Data records for software interfaces:
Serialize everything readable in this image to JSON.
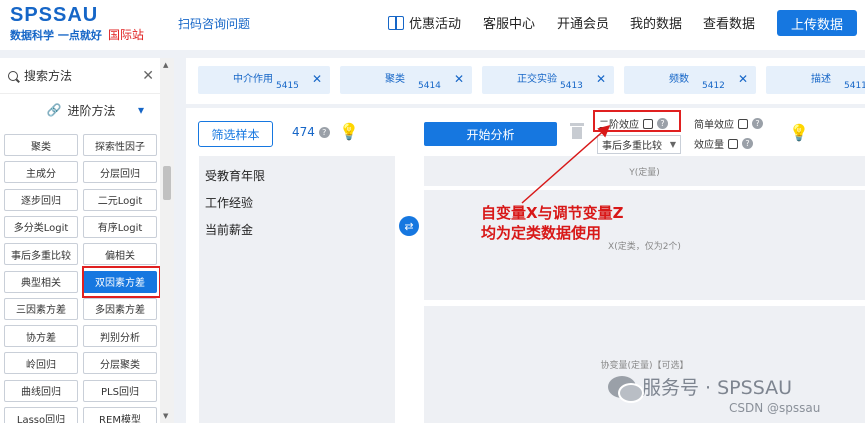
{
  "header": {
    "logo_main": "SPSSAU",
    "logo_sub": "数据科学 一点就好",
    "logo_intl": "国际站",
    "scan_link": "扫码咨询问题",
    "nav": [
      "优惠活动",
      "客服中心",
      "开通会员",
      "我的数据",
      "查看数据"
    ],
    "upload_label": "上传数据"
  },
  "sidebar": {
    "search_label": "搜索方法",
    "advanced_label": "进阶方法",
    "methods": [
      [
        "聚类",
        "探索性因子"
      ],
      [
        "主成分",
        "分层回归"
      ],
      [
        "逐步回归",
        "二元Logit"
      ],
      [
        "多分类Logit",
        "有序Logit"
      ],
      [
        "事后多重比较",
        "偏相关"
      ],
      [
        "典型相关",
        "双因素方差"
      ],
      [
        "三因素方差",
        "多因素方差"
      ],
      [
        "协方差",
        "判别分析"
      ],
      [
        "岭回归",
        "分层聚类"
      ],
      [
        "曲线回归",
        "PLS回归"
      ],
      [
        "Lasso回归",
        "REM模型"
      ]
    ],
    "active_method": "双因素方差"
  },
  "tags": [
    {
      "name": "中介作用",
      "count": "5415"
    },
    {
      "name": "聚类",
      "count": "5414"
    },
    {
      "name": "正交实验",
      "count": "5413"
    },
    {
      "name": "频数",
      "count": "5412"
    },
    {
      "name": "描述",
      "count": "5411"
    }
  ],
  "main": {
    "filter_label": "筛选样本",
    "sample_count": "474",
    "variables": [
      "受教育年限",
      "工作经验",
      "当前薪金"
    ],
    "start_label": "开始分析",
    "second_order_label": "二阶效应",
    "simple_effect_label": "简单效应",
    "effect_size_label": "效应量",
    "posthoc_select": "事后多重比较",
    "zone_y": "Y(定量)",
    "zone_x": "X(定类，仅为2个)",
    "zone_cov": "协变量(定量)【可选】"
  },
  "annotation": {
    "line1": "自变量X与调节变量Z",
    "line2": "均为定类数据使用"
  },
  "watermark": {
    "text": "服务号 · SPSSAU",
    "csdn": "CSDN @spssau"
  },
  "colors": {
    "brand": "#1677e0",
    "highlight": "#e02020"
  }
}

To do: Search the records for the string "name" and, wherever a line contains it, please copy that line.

Answer:
      "name": "中介作用",
      "name": "聚类",
      "name": "正交实验",
      "name": "频数",
      "name": "描述",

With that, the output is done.